# [What you should do]
Would you please repeat the data exactly as given?

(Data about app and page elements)
*** Begin section ***
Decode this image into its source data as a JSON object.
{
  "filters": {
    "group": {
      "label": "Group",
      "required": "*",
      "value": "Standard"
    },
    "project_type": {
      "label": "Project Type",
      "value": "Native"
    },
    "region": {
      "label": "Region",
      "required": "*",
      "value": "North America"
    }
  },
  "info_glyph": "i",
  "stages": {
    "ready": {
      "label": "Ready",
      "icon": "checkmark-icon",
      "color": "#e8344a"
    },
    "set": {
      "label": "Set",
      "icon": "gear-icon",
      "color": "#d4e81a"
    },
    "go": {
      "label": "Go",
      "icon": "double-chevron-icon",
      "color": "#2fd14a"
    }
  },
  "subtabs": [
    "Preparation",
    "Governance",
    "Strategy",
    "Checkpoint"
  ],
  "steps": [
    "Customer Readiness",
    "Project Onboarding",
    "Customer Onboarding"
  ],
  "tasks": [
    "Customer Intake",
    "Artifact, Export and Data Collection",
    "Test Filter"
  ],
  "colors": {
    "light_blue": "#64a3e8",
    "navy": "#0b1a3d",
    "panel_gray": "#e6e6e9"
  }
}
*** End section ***
# [Answer to this exercise]
Decode this image into its source data as a JSON object.
{
  "filters": {
    "group": {
      "label": "Group",
      "required": "*",
      "value": "Standard"
    },
    "project_type": {
      "label": "Project Type",
      "value": "Native"
    },
    "region": {
      "label": "Region",
      "required": "*",
      "value": "North America"
    }
  },
  "info_glyph": "i",
  "stages": {
    "ready": {
      "label": "Ready",
      "icon": "checkmark-icon",
      "color": "#e8344a"
    },
    "set": {
      "label": "Set",
      "icon": "gear-icon",
      "color": "#d4e81a"
    },
    "go": {
      "label": "Go",
      "icon": "double-chevron-icon",
      "color": "#2fd14a"
    }
  },
  "subtabs": [
    "Preparation",
    "Governance",
    "Strategy",
    "Checkpoint"
  ],
  "steps": [
    "Customer Readiness",
    "Project Onboarding",
    "Customer Onboarding"
  ],
  "tasks": [
    "Customer Intake",
    "Artifact, Export and Data Collection",
    "Test Filter"
  ],
  "colors": {
    "light_blue": "#64a3e8",
    "navy": "#0b1a3d",
    "panel_gray": "#e6e6e9"
  }
}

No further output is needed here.